The Disease Epidemic Impacting Urban Bobcats In the spring of 2002, we began to witness a disease epidemic in urban bobcats, and their numbers decreased dramatically in the following months and years. Animals were dying with severe infections of notoedtric mange, a disease caused by microscopic mites in the skin, characterized by severe mite infestations over much of the upper body. In addition to having mange disease, all of these individuals tested positive for exposure to one or more of the anticoagulant chemicals commonly found in some types of rodenticides (rat poisons). Most of them had relatively high levels of the compounds.
Bobcats generally do not die directly from these poisons, but rather tend to ingest sub-lethal levels of the chemicals, which over time causes immune system dysfunction and makes them more susceptible to other diseases, such as mange. Further evidence of the impact of this mange disease epidemic has been seen in our scat surveys. Bobcat scat is counted and collected monthly along specific trails and fire roads.
Maps, Photos, & Videos
We have a collection of high-resolution photos of bobcats available for download at our Flickr site.
All maps and photos are part of the public domain (no need to request permission prior to using, though attribution to "National Park Service" is encouraged).
Backyard Bobcats - Join Our Study!
You can help us learn about the secret lives of bobcats in your neighborhood by sharing photos of the ones that you see in your neighborhood or when you are on a hike. Through photos, we can learn about important areas for bobcats, and how they may interact with our presence and development in an area. We can also identify bobcats as individuals from their spot patterns and compare observations of them in residential areas to other areas. This information helps us understand about the benefits and risks to bobcats of living in close proximity to people.
Submissions will contribute to research conducted by the National Park Service, the U.S. Geological Survey, and other institutions. Contact Joanne Moriarty (firstname.lastname@example.org) for more information.
How Can You Identify a Bobcat?
Bobcats are members of the cat family (Felidae), the same family as lions, tigers and your house cat. Often mistaken for mountain lions in southern California, bobcats are much smaller. There’s a misconception that bobcats do not have tails! This scientific illustration shows the difference between a bobcat, a mountain lion and a domestic cat.

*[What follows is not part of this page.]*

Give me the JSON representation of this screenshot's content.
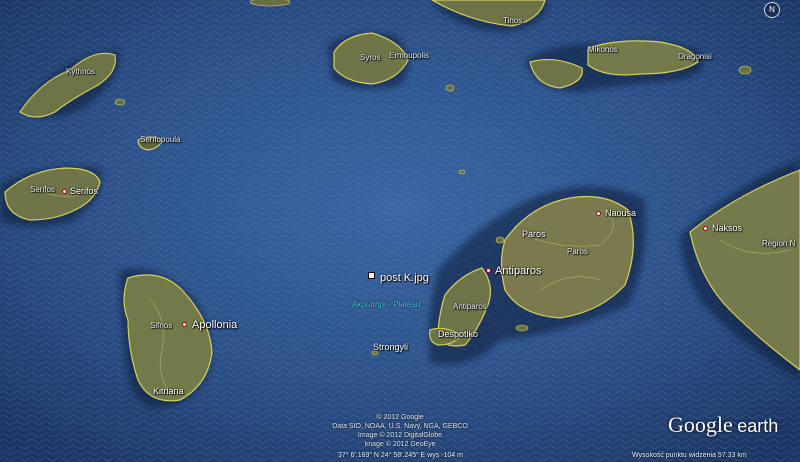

Bobcats can be identified by their fur, but this is the most variable part of their appearance. Some are very spotty, while others have virtually no spotting. They are reddish-brown above and whitish below, with black spots or streaks all throughout the coat. Another main identifying characteristic is the short, stubby tail which can measure about 9 inches in length. Large tufts of fur on the cheeks, termed a facial ruff, and tufts of hair on the ears are also characteristic.
In Santa Monica Mountains National Recreation Area, bobcats weigh about 20 lbs, average about 30 inches in body length, and can stand almost 18 inches high.